full name / name of organization:
The University of Birmingham
British Academy Early Career Research Event:
This one day forum, held at The University of Birmingham’s Centre for the Study of Cultural Modernity and generously sponsored by the British Academy, provides a unique opportunity for early career researchers and established scholars from academia, the heritage and museum sector and the creative arts disciplines to reflect on shared concerns related to the theory, practice and methodology of objects research – objects as subjects of academic study, of heritage management and of creative impetus. This is a burgeoning field of study: thing theory, pioneered by Bill Brown among others, has spawned new, interdisciplinary research from literary critics, art historians, philosophers, sociologists and cultural historians about the ways in which objects and things can shed light on the past (as mediators of cultural, social and material interaction) and on the present (as markers of ‘heritage’).
The forum will provide an opportunity for ECRs working across different disciplines to come together to talk about the ways in which objects of modernity (physical, phenomenological, imagined) function in art, literature and culture, and will offer researchers a space in which the challenges of such objects (hermeneutic, methodological and curatorial) can be debated in an interdisciplinary way.

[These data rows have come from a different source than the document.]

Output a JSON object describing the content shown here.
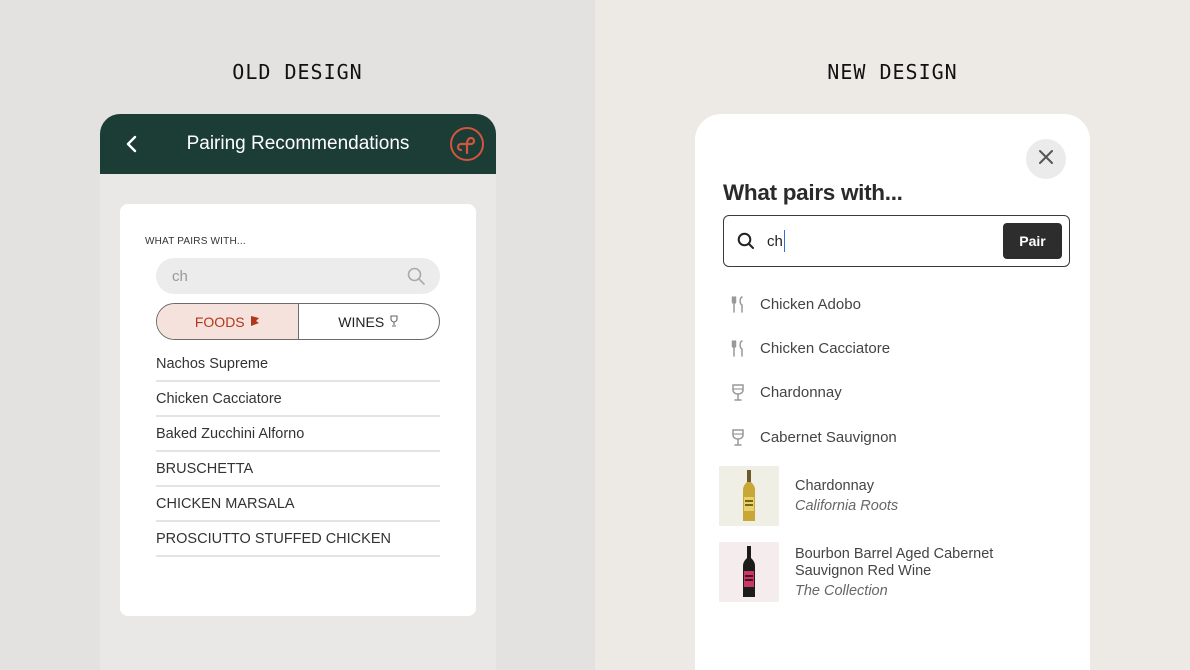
{
  "old_design": {
    "heading": "OLD DESIGN",
    "header": {
      "title": "Pairing Recommendations"
    },
    "card": {
      "label": "WHAT PAIRS WITH...",
      "search": {
        "value": "ch"
      },
      "toggle": {
        "foods_label": "FOODS",
        "wines_label": "WINES",
        "active": "foods"
      },
      "results": [
        "Nachos Supreme",
        "Chicken Cacciatore",
        "Baked Zucchini Alforno",
        "BRUSCHETTA",
        "CHICKEN MARSALA",
        "PROSCIUTTO STUFFED CHICKEN"
      ]
    },
    "colors": {
      "header_bg": "#1b3d36",
      "accent": "#b3351c",
      "active_bg": "#f6e2dc"
    }
  },
  "new_design": {
    "heading": "NEW DESIGN",
    "title": "What pairs with...",
    "search": {
      "value": "ch",
      "button_label": "Pair"
    },
    "suggestions": [
      {
        "label": "Chicken Adobo",
        "icon": "fork-knife-icon"
      },
      {
        "label": "Chicken Cacciatore",
        "icon": "fork-knife-icon"
      },
      {
        "label": "Chardonnay",
        "icon": "wine-glass-icon"
      },
      {
        "label": "Cabernet Sauvignon",
        "icon": "wine-glass-icon"
      }
    ],
    "products": [
      {
        "name": "Chardonnay",
        "subtitle": "California Roots",
        "bottle": "white-wine-bottle"
      },
      {
        "name": "Bourbon Barrel Aged Cabernet Sauvignon Red Wine",
        "subtitle": "The Collection",
        "bottle": "red-wine-bottle"
      }
    ],
    "colors": {
      "button_bg": "#2d2d2d",
      "caret": "#2f6fd6"
    }
  }
}
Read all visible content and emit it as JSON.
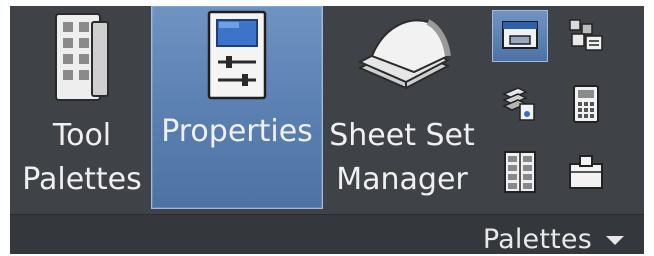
{
  "ribbon": {
    "panel_title": "Palettes",
    "buttons": {
      "tool_palettes": {
        "label": "Tool\nPalettes",
        "icon": "tool-palettes-icon"
      },
      "properties": {
        "label": "Properties",
        "icon": "properties-icon",
        "active": true
      },
      "sheet_set_manager": {
        "label": "Sheet Set\nManager",
        "icon": "sheet-set-manager-icon"
      }
    },
    "small_buttons": [
      {
        "icon": "design-center-icon",
        "active": true
      },
      {
        "icon": "markup-set-manager-icon"
      },
      {
        "icon": "layer-properties-icon"
      },
      {
        "icon": "quick-calc-icon"
      },
      {
        "icon": "external-references-icon"
      },
      {
        "icon": "dbconnect-icon"
      }
    ]
  },
  "colors": {
    "panel_bg": "#3f4247",
    "active_blue": "#5b80b2",
    "text": "#f0f0f0"
  }
}
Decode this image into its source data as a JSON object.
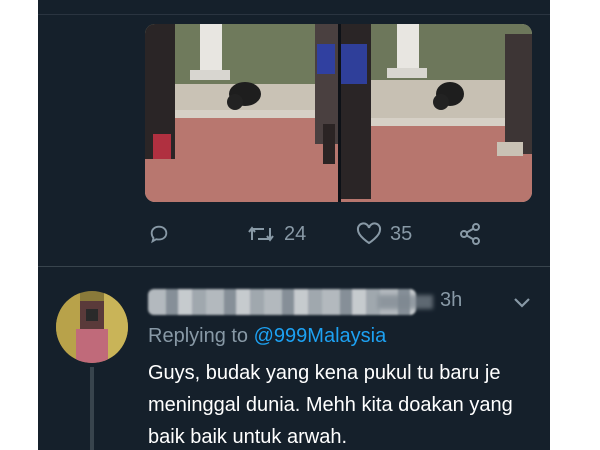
{
  "tweet": {
    "retweet_count": "24",
    "like_count": "35"
  },
  "reply": {
    "time": "3h",
    "replying_prefix": "Replying to",
    "replying_handle": "@999Malaysia",
    "text": "Guys, budak yang kena pukul tu baru je meninggal dunia. Mehh kita doakan yang baik baik untuk arwah."
  },
  "icons": {
    "reply": "reply-icon",
    "retweet": "retweet-icon",
    "like": "heart-icon",
    "share": "share-icon",
    "caret": "chevron-down-icon"
  },
  "colors": {
    "background": "#15202b",
    "secondary_text": "#8899a6",
    "link": "#1da1f2",
    "divider": "#38444d"
  }
}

ECRs from the heritage sector in particular will be encouraged to bring along information about their institutional collections, particularly in areas they consider to be untapped. The aim of the event is, therefore, to help unlock some of the resources, archives and collections of objects, things and artefacts of the industrial and post-industrial heritage of the UK to ECRs, and to help forge new professional, cross-disciplinary connections that will shape a growing and fertile field of study in the coming years.
Please send proposals for 10-15 minute presentations to Dr Daniel Moore (firstname.lastname@example.org) by 14th April 2014. Papers might focus on one or more of the following: